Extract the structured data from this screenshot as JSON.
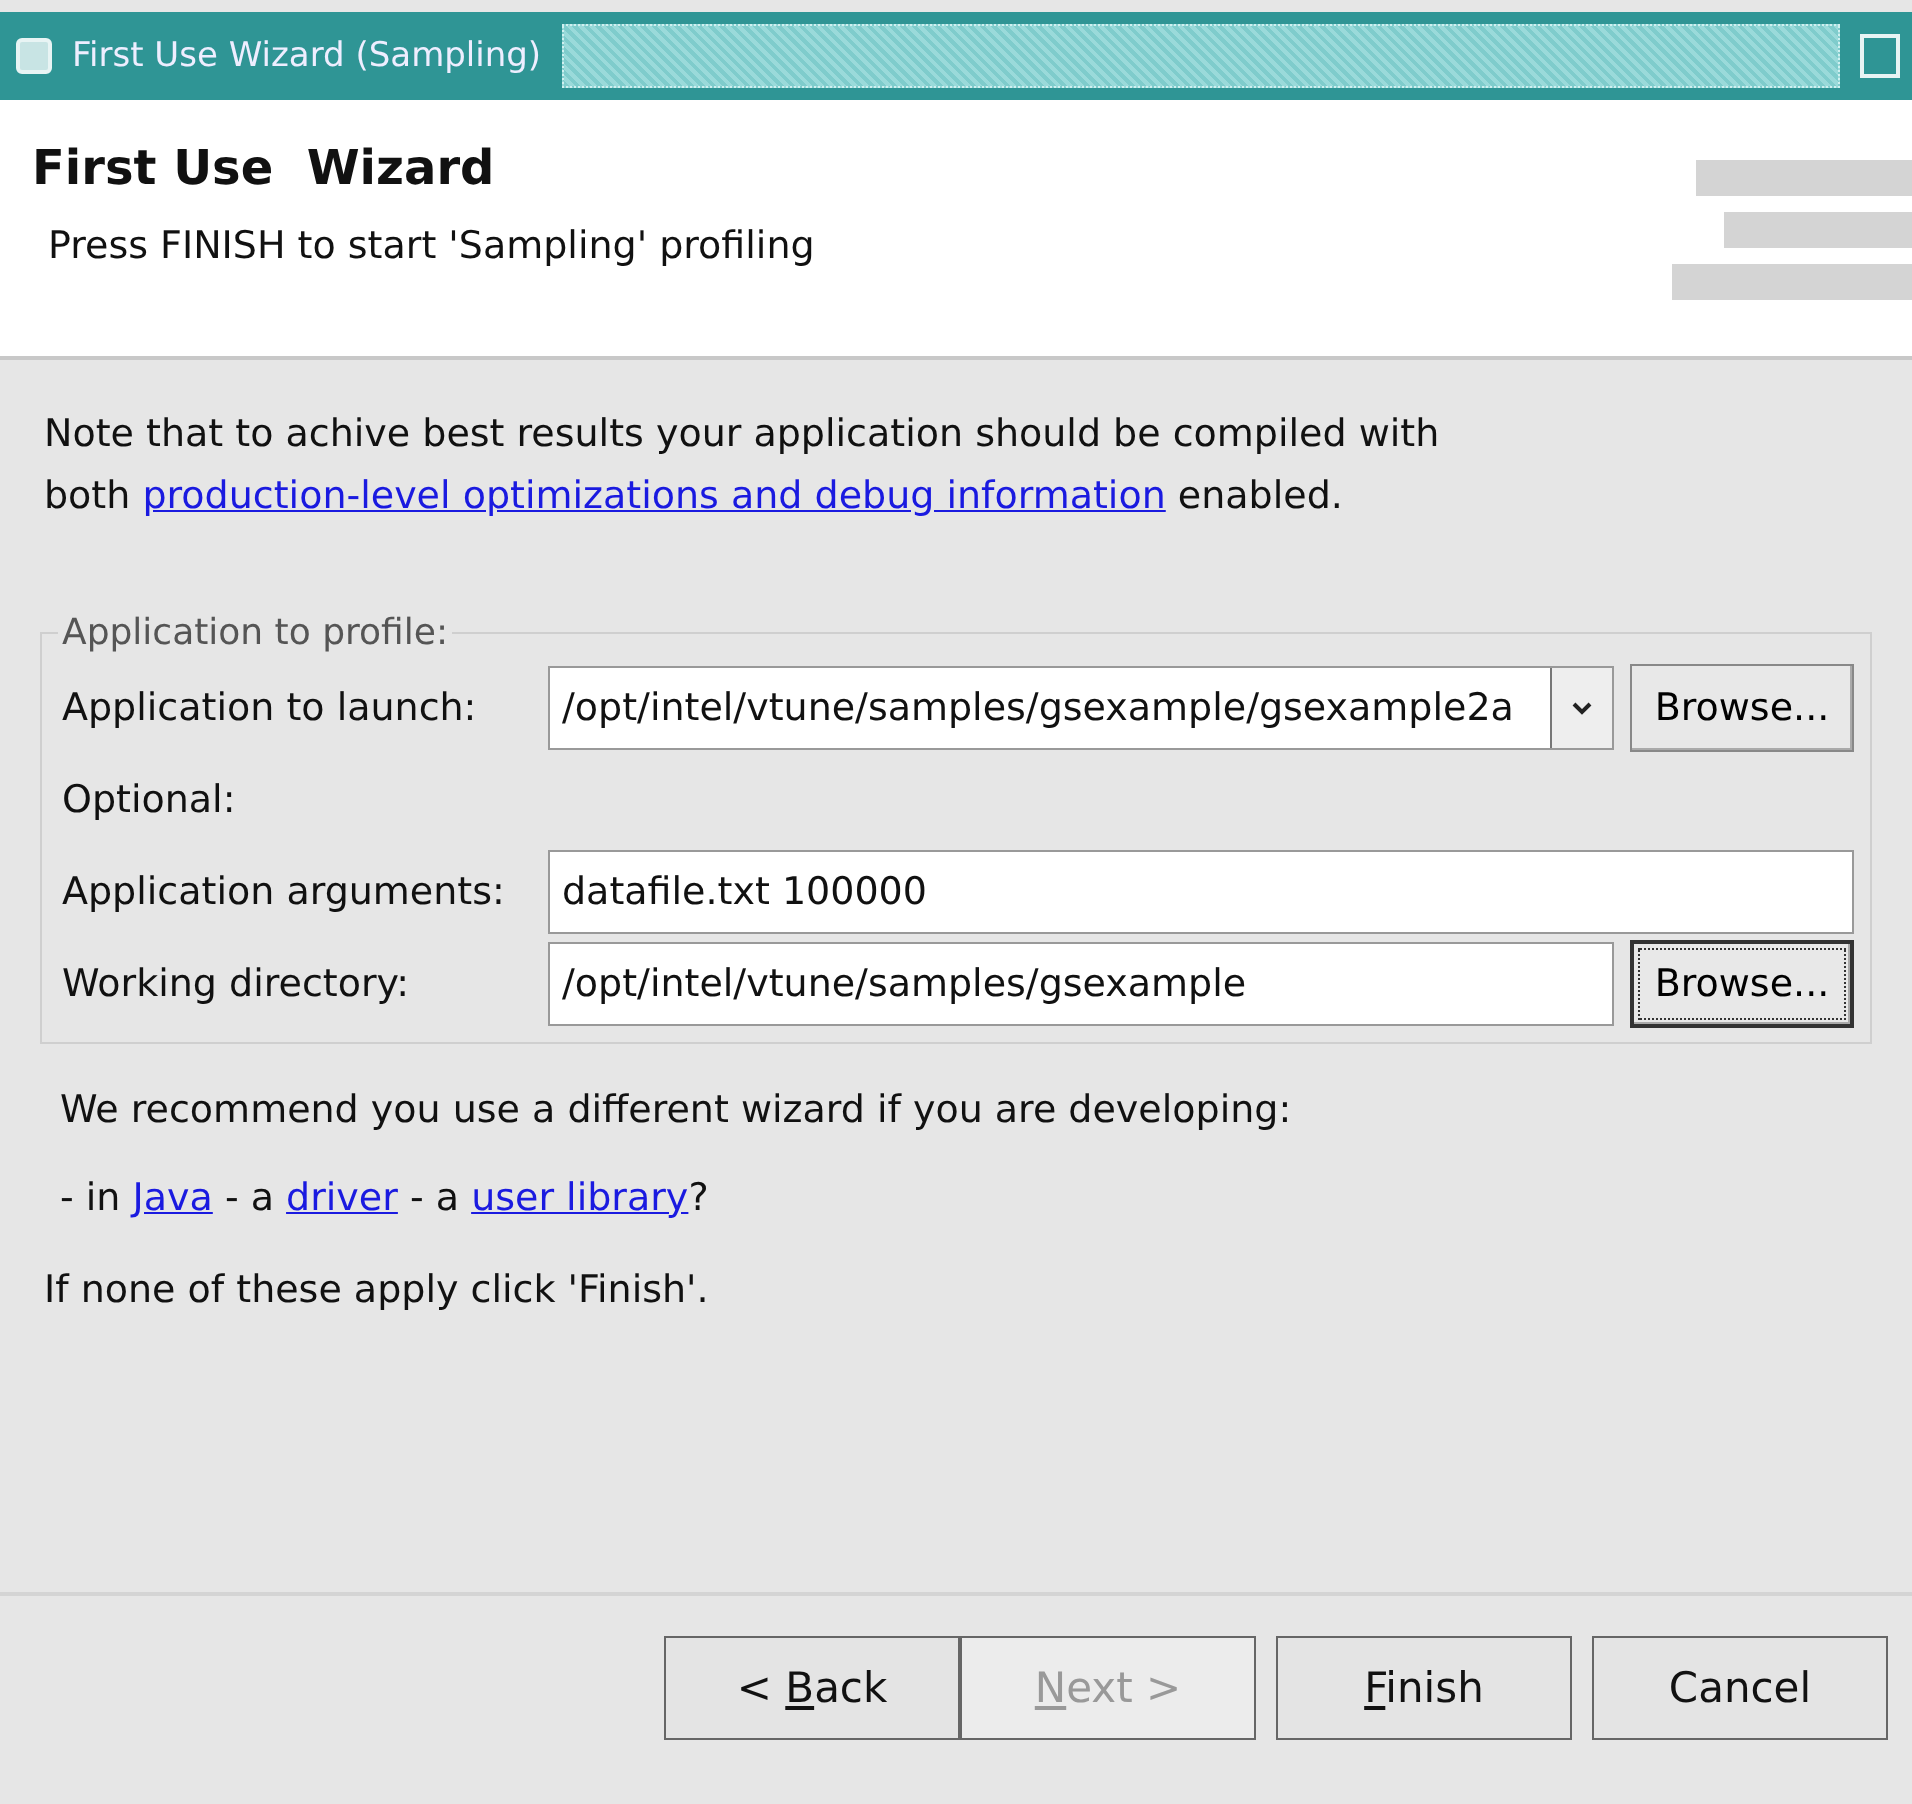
{
  "window": {
    "title": "First Use Wizard (Sampling)"
  },
  "header": {
    "title": "First Use  Wizard",
    "subtitle": "Press FINISH to start 'Sampling' profiling"
  },
  "note": [
    {
      "kind": "text",
      "text": "Note that to achive best results your application should be compiled with both "
    },
    {
      "kind": "link",
      "text": "production-level optimizations and debug information"
    },
    {
      "kind": "text",
      "text": " enabled."
    }
  ],
  "group": {
    "legend": "Application to profile:",
    "launch": {
      "label": "Application to launch:",
      "value": "/opt/intel/vtune/samples/gsexample/gsexample2a",
      "button": "Browse..."
    },
    "optional_label": "Optional:",
    "arguments": {
      "label": "Application arguments:",
      "value": "datafile.txt 100000"
    },
    "directory": {
      "label": "Working directory:",
      "value": "/opt/intel/vtune/samples/gsexample",
      "button": "Browse...",
      "button_focused": true
    }
  },
  "recommend": "We recommend you use a different wizard if you are developing:",
  "choices": [
    {
      "kind": "text",
      "text": "- in "
    },
    {
      "kind": "link",
      "text": "Java"
    },
    {
      "kind": "text",
      "text": " - a "
    },
    {
      "kind": "link",
      "text": "driver"
    },
    {
      "kind": "text",
      "text": " - a "
    },
    {
      "kind": "link",
      "text": "user library"
    },
    {
      "kind": "text",
      "text": "?"
    }
  ],
  "footer_note": "If none of these apply click 'Finish'.",
  "buttons": [
    {
      "before": "< ",
      "key": "B",
      "after": "ack",
      "disabled": false
    },
    {
      "key": "N",
      "after": "ext >",
      "disabled": true
    },
    {
      "key": "F",
      "after": "inish",
      "disabled": false
    },
    {
      "before": "Cancel",
      "disabled": false
    }
  ]
}
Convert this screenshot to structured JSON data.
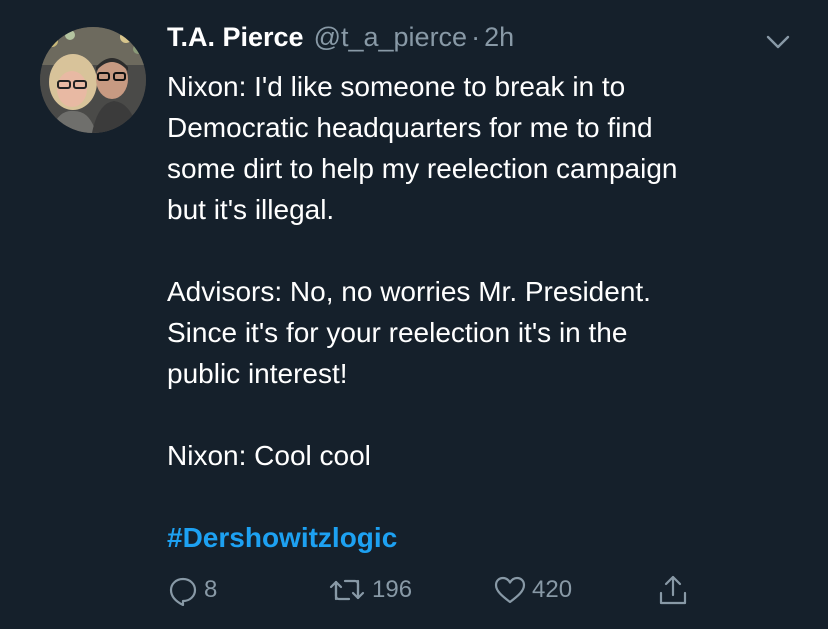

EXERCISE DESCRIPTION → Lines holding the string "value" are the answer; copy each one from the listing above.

WRITTEN RESPONSE →
      "value": "/opt/intel/vtune/samples/gsexample/gsexample2a",
      "value": "datafile.txt 100000"
      "value": "/opt/intel/vtune/samples/gsexample",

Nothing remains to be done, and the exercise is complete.